Without any of the pictures, set down the data below exactly.

Data about app and page elements:

:::::

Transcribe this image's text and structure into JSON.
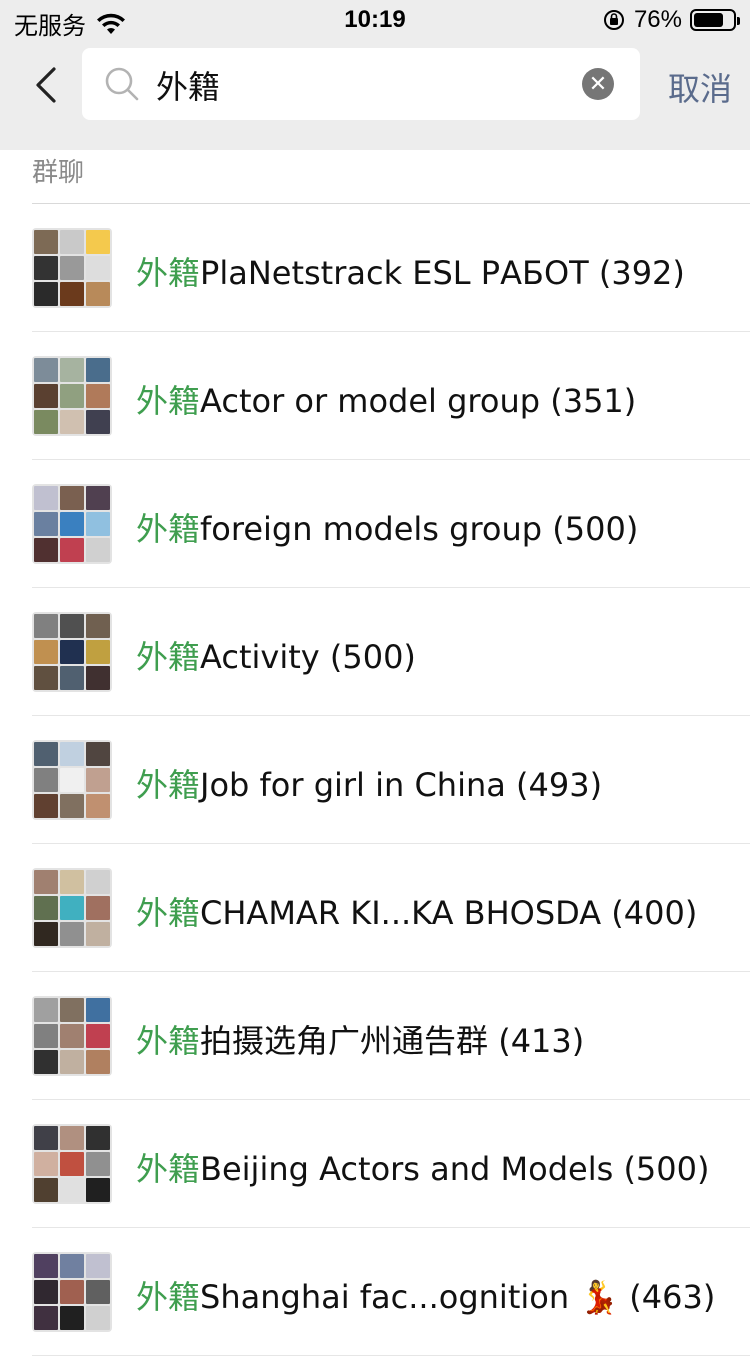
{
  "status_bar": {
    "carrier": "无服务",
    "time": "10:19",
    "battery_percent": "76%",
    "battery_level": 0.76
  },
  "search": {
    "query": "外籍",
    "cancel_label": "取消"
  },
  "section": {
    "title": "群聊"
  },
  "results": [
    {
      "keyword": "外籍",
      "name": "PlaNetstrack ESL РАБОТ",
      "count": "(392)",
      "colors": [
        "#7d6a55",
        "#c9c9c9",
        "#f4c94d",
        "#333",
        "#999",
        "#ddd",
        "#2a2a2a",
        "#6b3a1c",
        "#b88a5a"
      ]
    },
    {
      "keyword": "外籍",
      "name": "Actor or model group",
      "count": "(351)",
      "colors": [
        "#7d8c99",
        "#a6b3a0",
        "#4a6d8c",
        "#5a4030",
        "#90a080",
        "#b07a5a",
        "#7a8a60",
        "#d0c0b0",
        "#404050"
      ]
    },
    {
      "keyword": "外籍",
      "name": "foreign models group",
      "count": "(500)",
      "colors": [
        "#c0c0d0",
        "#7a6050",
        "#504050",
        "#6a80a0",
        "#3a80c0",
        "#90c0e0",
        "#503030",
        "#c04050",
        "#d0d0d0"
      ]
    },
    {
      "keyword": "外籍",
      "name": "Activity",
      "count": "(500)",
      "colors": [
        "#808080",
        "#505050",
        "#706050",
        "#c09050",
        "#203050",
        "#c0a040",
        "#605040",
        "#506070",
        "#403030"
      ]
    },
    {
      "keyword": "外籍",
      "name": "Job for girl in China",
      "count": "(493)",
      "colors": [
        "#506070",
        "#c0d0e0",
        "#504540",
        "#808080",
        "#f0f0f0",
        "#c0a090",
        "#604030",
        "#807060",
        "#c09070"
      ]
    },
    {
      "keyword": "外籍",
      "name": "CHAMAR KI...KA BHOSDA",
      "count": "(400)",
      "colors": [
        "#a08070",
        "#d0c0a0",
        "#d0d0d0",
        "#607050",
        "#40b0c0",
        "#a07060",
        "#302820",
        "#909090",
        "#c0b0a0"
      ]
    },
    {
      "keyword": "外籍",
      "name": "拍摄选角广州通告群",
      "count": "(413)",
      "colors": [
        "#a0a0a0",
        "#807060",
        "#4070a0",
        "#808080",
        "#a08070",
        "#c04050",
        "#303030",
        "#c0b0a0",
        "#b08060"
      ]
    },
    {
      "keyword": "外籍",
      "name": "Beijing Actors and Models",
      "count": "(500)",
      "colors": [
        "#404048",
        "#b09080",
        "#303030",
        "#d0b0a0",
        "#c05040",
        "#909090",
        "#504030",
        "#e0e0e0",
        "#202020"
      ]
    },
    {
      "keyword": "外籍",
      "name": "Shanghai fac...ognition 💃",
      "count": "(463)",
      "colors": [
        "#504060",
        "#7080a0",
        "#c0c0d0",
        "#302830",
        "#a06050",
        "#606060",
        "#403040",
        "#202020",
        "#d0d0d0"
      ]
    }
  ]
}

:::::

SOLUTION FOR THIS TASK:
Transcribe this image's text and structure into JSON.
{
  "status_bar": {
    "carrier": "无服务",
    "time": "10:19",
    "battery_percent": "76%",
    "battery_level": 0.76
  },
  "search": {
    "query": "外籍",
    "cancel_label": "取消"
  },
  "section": {
    "title": "群聊"
  },
  "results": [
    {
      "keyword": "外籍",
      "name": "PlaNetstrack ESL РАБОТ",
      "count": "(392)",
      "colors": [
        "#7d6a55",
        "#c9c9c9",
        "#f4c94d",
        "#333",
        "#999",
        "#ddd",
        "#2a2a2a",
        "#6b3a1c",
        "#b88a5a"
      ]
    },
    {
      "keyword": "外籍",
      "name": "Actor or model group",
      "count": "(351)",
      "colors": [
        "#7d8c99",
        "#a6b3a0",
        "#4a6d8c",
        "#5a4030",
        "#90a080",
        "#b07a5a",
        "#7a8a60",
        "#d0c0b0",
        "#404050"
      ]
    },
    {
      "keyword": "外籍",
      "name": "foreign models group",
      "count": "(500)",
      "colors": [
        "#c0c0d0",
        "#7a6050",
        "#504050",
        "#6a80a0",
        "#3a80c0",
        "#90c0e0",
        "#503030",
        "#c04050",
        "#d0d0d0"
      ]
    },
    {
      "keyword": "外籍",
      "name": "Activity",
      "count": "(500)",
      "colors": [
        "#808080",
        "#505050",
        "#706050",
        "#c09050",
        "#203050",
        "#c0a040",
        "#605040",
        "#506070",
        "#403030"
      ]
    },
    {
      "keyword": "外籍",
      "name": "Job for girl in China",
      "count": "(493)",
      "colors": [
        "#506070",
        "#c0d0e0",
        "#504540",
        "#808080",
        "#f0f0f0",
        "#c0a090",
        "#604030",
        "#807060",
        "#c09070"
      ]
    },
    {
      "keyword": "外籍",
      "name": "CHAMAR KI...KA BHOSDA",
      "count": "(400)",
      "colors": [
        "#a08070",
        "#d0c0a0",
        "#d0d0d0",
        "#607050",
        "#40b0c0",
        "#a07060",
        "#302820",
        "#909090",
        "#c0b0a0"
      ]
    },
    {
      "keyword": "外籍",
      "name": "拍摄选角广州通告群",
      "count": "(413)",
      "colors": [
        "#a0a0a0",
        "#807060",
        "#4070a0",
        "#808080",
        "#a08070",
        "#c04050",
        "#303030",
        "#c0b0a0",
        "#b08060"
      ]
    },
    {
      "keyword": "外籍",
      "name": "Beijing Actors and Models",
      "count": "(500)",
      "colors": [
        "#404048",
        "#b09080",
        "#303030",
        "#d0b0a0",
        "#c05040",
        "#909090",
        "#504030",
        "#e0e0e0",
        "#202020"
      ]
    },
    {
      "keyword": "外籍",
      "name": "Shanghai fac...ognition 💃",
      "count": "(463)",
      "colors": [
        "#504060",
        "#7080a0",
        "#c0c0d0",
        "#302830",
        "#a06050",
        "#606060",
        "#403040",
        "#202020",
        "#d0d0d0"
      ]
    }
  ]
}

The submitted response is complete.